Creative Spotlight - Daniel Nelson
01 June 2021
For the Delivering Design at A Distance series, we commissioned four up-and-coming creatives to produce new visual work inspired by the themes and findings of each article. Alex O'Toole chats with digital artist and illustrator Daniel Nelson, who created the images for 'Resilience & Ritual'.
Digital artist and UCLan Graduate, Daniel Nelson created the illlustrations for the second article - Resilience & Ritual - in our series on Delivering Design at a Distance, created and curated by Alex O'Toole and Jonathan Ball.
Alex caught up with Dan, to find out more about his creative practice and what drives him in his work.
Ten Minutes at a Distance with Daniel Nelson
How long have you been an illustrator?
I’ve been an Illustrator for about seven months now.
What is your first memory of creativity / being creative?
I’ve been drawing and creating for as long as I can remember. In high school and primary school, I always had a sketchbook with me and took it out to draw in at any opportunity I had. I even mastered being able to draw on a bus.
Tell us about your creative journey. How did you get to where you are now?
I was lucky to have extremely supportive parents and art tutors. I’ve always known that I wanted to be creative as a job and my tutors at high school and college led me to the Illustration course at UCLAN.
Their Illustration course is par to none and made me into the Illustrator I am now.
Tell us about the concept and thinking behind the work you have created for delivering design at a distance.
The commission was about creatives working from home.
There were also some key themes in the article that I wanted to cover - multi-tasking with work and kids, and adapting to a new workplace. Because of the pandemic, everyone has been out of place, not at an office, or at their usual workplace.
I applied this to monsters being out of place, too because of lockdown.
Dracula can’t go hunting when there’s a lockdown as he might be fined, so he’s going be stuck at home like the rest of us.
Overall, I just wanted to make something a bit whacky to put a smile on people’s faces during the hard year we’ve all gone through.
What has been the biggest influence on your work to date?
My own interests are probably my biggest influence: one being folklore, where I like to research the more unknown stories that I can then tell in pictures.
My other interest is comics and films, which translate into my more whacky work with lemon-headed people. Album art also holds a lot of influence on me too.
Which artists / illustrators do you admire or inspire you the most?
I’ve adored Hewlett’s work ever since I saw the Gorillaz music videos as a kid. His characterizations are beyond incredible. Mcbess, on the other hand, is a no-nonsense Illustrator who creates complex, yet simple, work at the same time, which really to me.
How has your style evolved over time?
I’ve been developing my current style since the third year of university, which came about from doing some experimenting in a project based around the National Trust.
Before that, I experimented with a bunch of other styles like collaging, but I mostly used pen and ink.
It’s only recently I’ve dived into working digitally.
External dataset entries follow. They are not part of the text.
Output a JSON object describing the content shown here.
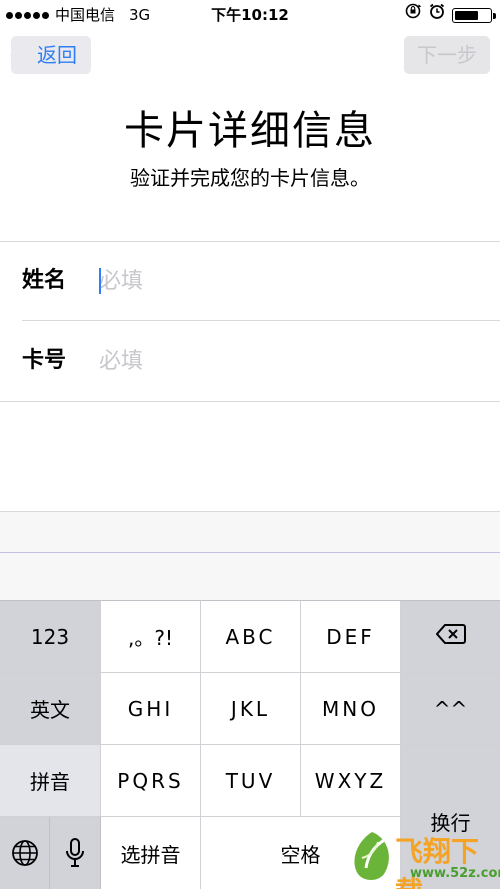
{
  "status_bar": {
    "carrier": "中国电信",
    "network": "3G",
    "time": "下午10:12",
    "battery_level": 0.7
  },
  "nav": {
    "back_label": "返回",
    "next_label": "下一步"
  },
  "header": {
    "title": "卡片详细信息",
    "subtitle": "验证并完成您的卡片信息。"
  },
  "form": {
    "name": {
      "label": "姓名",
      "placeholder": "必填"
    },
    "card_number": {
      "label": "卡号",
      "placeholder": "必填"
    }
  },
  "keyboard": {
    "row1": [
      "123",
      ",。?!",
      "ABC",
      "DEF"
    ],
    "row2": [
      "英文",
      "GHI",
      "JKL",
      "MNO",
      "^^"
    ],
    "row3": [
      "拼音",
      "PQRS",
      "TUV",
      "WXYZ"
    ],
    "select_pinyin": "选拼音",
    "space": "空格",
    "return": "换行",
    "icons": [
      "delete-icon",
      "globe-icon",
      "microphone-icon"
    ]
  },
  "watermark": {
    "text": "飞翔下载",
    "url": "www.52z.com"
  },
  "colors": {
    "accent": "#2f7ef6",
    "key_function_bg": "#d1d3d9",
    "placeholder": "#c7c7cc"
  }
}
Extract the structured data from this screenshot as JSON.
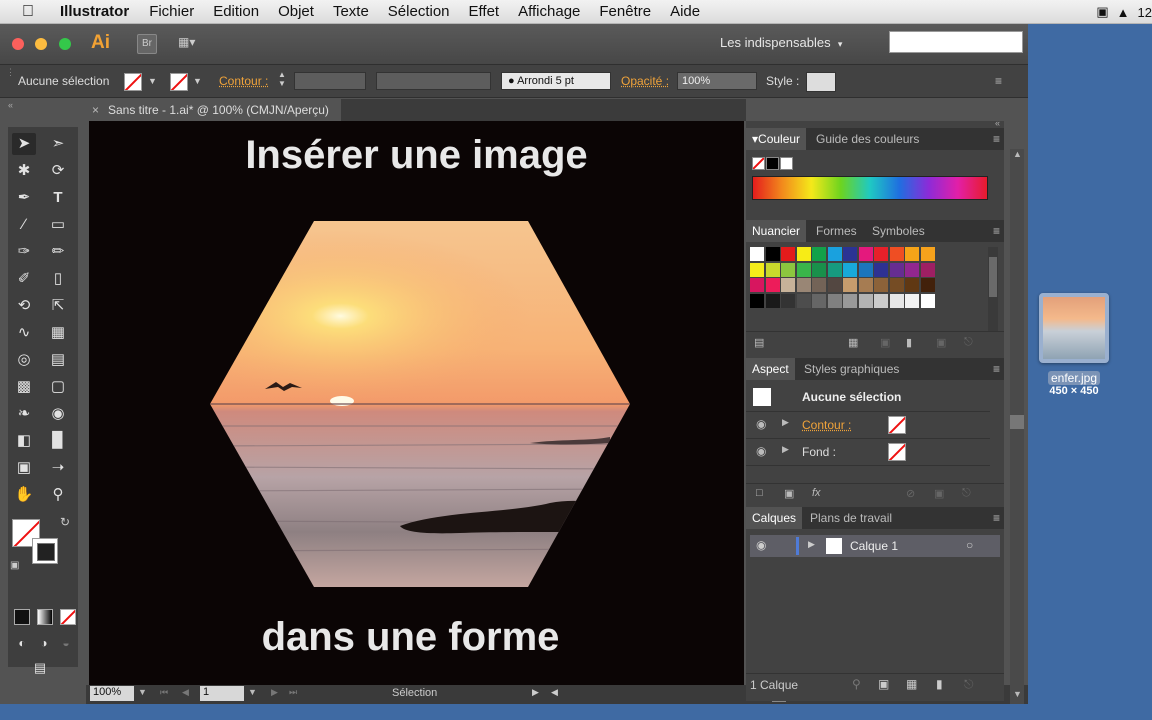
{
  "menubar": {
    "app": "Illustrator",
    "items": [
      "Fichier",
      "Edition",
      "Objet",
      "Texte",
      "Sélection",
      "Effet",
      "Affichage",
      "Fenêtre",
      "Aide"
    ],
    "clock_partial": "12"
  },
  "window": {
    "logo": "Ai",
    "bridge_label": "Br",
    "workspace": "Les indispensables",
    "search_placeholder": ""
  },
  "control_bar": {
    "selection": "Aucune sélection",
    "stroke_label": "Contour :",
    "brush": "Arrondi 5 pt",
    "opacity_label": "Opacité :",
    "opacity_value": "100%",
    "style_label": "Style :"
  },
  "document": {
    "tab_title": "Sans titre - 1.ai* @ 100% (CMJN/Aperçu)",
    "artboard_title": "Insérer une image",
    "artboard_subtitle": "dans une forme"
  },
  "status_bar": {
    "zoom": "100%",
    "page": "1",
    "mode": "Sélection"
  },
  "panels": {
    "couleur_tabs": [
      "Couleur",
      "Guide des couleurs"
    ],
    "nuancier_tabs": [
      "Nuancier",
      "Formes",
      "Symboles"
    ],
    "aspect_tabs": [
      "Aspect",
      "Styles graphiques"
    ],
    "aspect_header": "Aucune sélection",
    "aspect_rows": [
      "Contour :",
      "Fond :"
    ],
    "calques_tabs": [
      "Calques",
      "Plans de travail"
    ],
    "layer_name": "Calque 1",
    "layer_count": "1 Calque"
  },
  "desktop": {
    "file_name": "enfer.jpg",
    "file_dims": "450 × 450"
  },
  "colors": {
    "accent_orange": "#f0a33a",
    "panel_bg": "#424242",
    "artboard_bg": "#0b0505",
    "desktop_bg": "#3f6aa3"
  },
  "swatch_colors": [
    "#ffffff",
    "#000000",
    "#e41b1b",
    "#f7ec16",
    "#13a14a",
    "#1aa1de",
    "#2b3394",
    "#e4197d",
    "#e7202a",
    "#ef4e23",
    "#f5a418",
    "#f6a21c",
    "#f5ec1a",
    "#c9d82c",
    "#8cc63f",
    "#3ab54a",
    "#19904b",
    "#169b7f",
    "#18a9d9",
    "#1c75bc",
    "#2e3192",
    "#662d91",
    "#92278f",
    "#9e1f63",
    "#d7165f",
    "#ed1c5a",
    "#c7b299",
    "#998675",
    "#736357",
    "#534741",
    "#c69c6d",
    "#a67c52",
    "#8c6239",
    "#754c24",
    "#603813",
    "#42210b",
    "#000000",
    "#1a1a1a",
    "#333333",
    "#4d4d4d",
    "#666666",
    "#808080",
    "#999999",
    "#b3b3b3",
    "#cccccc",
    "#e6e6e6",
    "#f2f2f2",
    "#ffffff"
  ]
}
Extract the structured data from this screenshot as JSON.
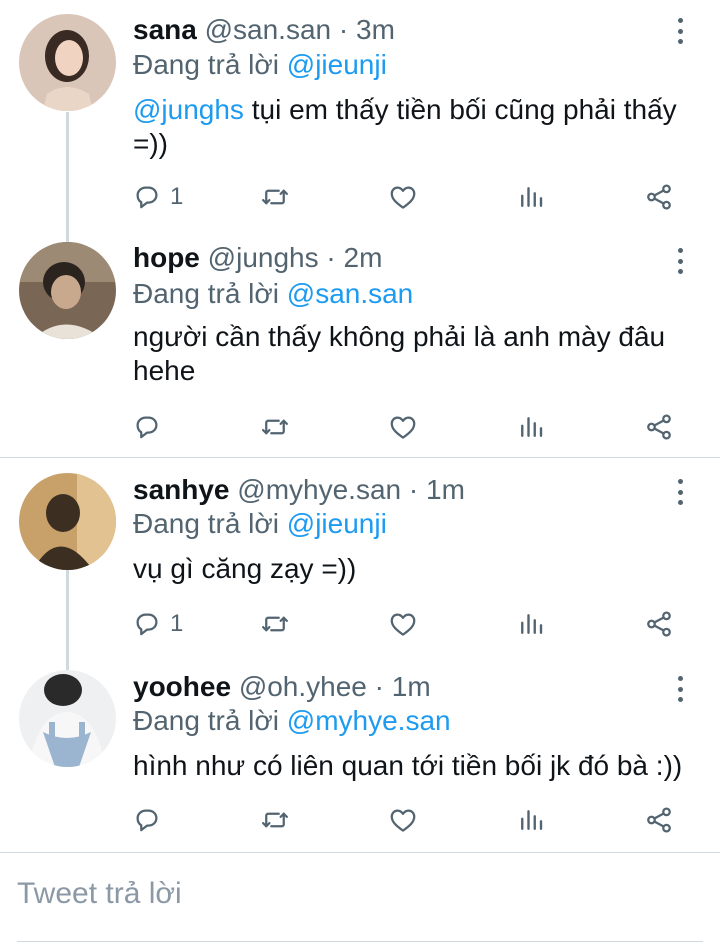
{
  "replying_prefix": "Đang trả lời",
  "replies": [
    {
      "name": "sana",
      "handle": "@san.san",
      "separator": "·",
      "time": "3m",
      "reply_to": "@jieunji",
      "mention": "@junghs",
      "text": " tụi em thấy tiền bối cũng phải thấy =))",
      "reply_count": "1"
    },
    {
      "name": "hope",
      "handle": "@junghs",
      "separator": "·",
      "time": "2m",
      "reply_to": "@san.san",
      "mention": "",
      "text": "người cần thấy không phải là anh mày đâu hehe",
      "reply_count": ""
    },
    {
      "name": "sanhye",
      "handle": "@myhye.san",
      "separator": "·",
      "time": "1m",
      "reply_to": "@jieunji",
      "mention": "",
      "text": "vụ gì căng zạy =))",
      "reply_count": "1"
    },
    {
      "name": "yoohee",
      "handle": "@oh.yhee",
      "separator": "·",
      "time": "1m",
      "reply_to": "@myhye.san",
      "mention": "",
      "text": "hình như có liên quan tới tiền bối jk đó bà :))",
      "reply_count": ""
    }
  ],
  "composer": {
    "placeholder": "Tweet trả lời"
  },
  "colors": {
    "accent": "#1d9bf0",
    "muted": "#536471",
    "text": "#0f1419",
    "border": "#cfd9de"
  },
  "icons": [
    "reply-icon",
    "retweet-icon",
    "like-icon",
    "views-icon",
    "share-icon",
    "more-icon"
  ]
}
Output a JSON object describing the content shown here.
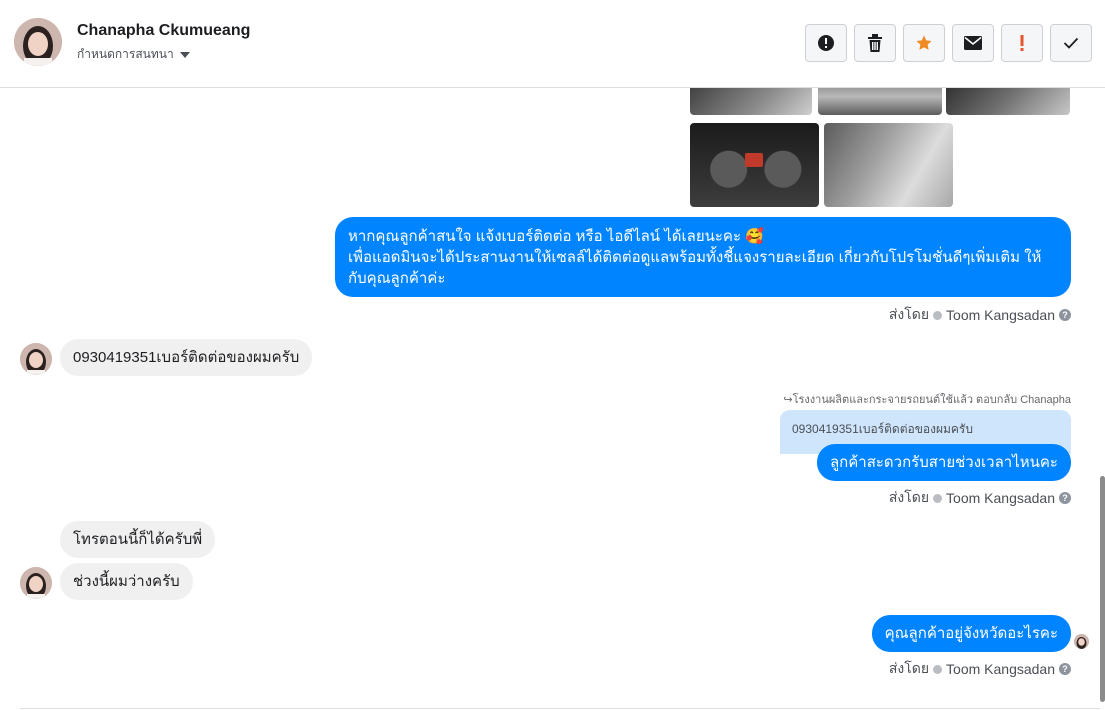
{
  "header": {
    "contact_name": "Chanapha Ckumueang",
    "assign_label": "กำหนดการสนทนา"
  },
  "toolbar": [
    {
      "name": "spam-button",
      "icon": "exclamation-circle-icon"
    },
    {
      "name": "delete-button",
      "icon": "trash-icon"
    },
    {
      "name": "star-button",
      "icon": "star-icon",
      "color": "#f08a24"
    },
    {
      "name": "mark-unread-button",
      "icon": "envelope-icon"
    },
    {
      "name": "follow-up-button",
      "icon": "exclamation-icon",
      "color": "#e4572e"
    },
    {
      "name": "done-button",
      "icon": "check-icon"
    }
  ],
  "messages": {
    "m1_line1": "หากคุณลูกค้าสนใจ แจ้งเบอร์ติดต่อ หรือ ไอดีไลน์ ได้เลยนะคะ 🥰",
    "m1_line2": "เพื่อแอดมินจะได้ประสานงานให้เซลล์ได้ติดต่อดูแลพร้อมทั้งชี้แจงรายละเอียด เกี่ยวกับโปรโมชั่นดีๆเพิ่มเติม ให้",
    "m1_line3": "กับคุณลูกค้าค่ะ",
    "m2": "0930419351เบอร์ติดต่อของผมครับ",
    "reply_note": "↪โรงงานผลิตและกระจายรถยนต์ใช้แล้ว ตอบกลับ Chanapha",
    "quoted": "0930419351เบอร์ติดต่อของผมครับ",
    "m3": "ลูกค้าสะดวกรับสายช่วงเวลาไหนคะ",
    "m4": "โทรตอนนี้ก็ได้ครับพี่",
    "m5": "ช่วงนี้ผมว่างครับ",
    "m6": "คุณลูกค้าอยู่จังหวัดอะไรคะ"
  },
  "sent_by": {
    "prefix": "ส่งโดย",
    "agent": "Toom Kangsadan"
  },
  "colors": {
    "outgoing": "#0084ff",
    "incoming": "#f1f0f0"
  }
}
The unlimited colour palette mainly drew me to that, but all my initial ideas are still sketched in sketchbooks.
What keeps you motivated to keep creating?
I think it’s the appeal of making what is impossible, possible.
Illustration can be whatever you want it to be, none of it has to make any sense. I can just turn off and let my imagination flow.
What are your plans and goals for your future career as an illustrator?
I want to do as much as I can: advertising, books, anything that can push me into directions I never thought I could go down with my work.
I think one thing I’d love to do the most is to create album art for a band. Album art is pretty influential for me and I’d love to see my work adorning the cover of a musician or band’s album.
Where can people find out more about you and your work?
See Daniel's illustrations in place in the PDF version of the Resilience and Ritual article.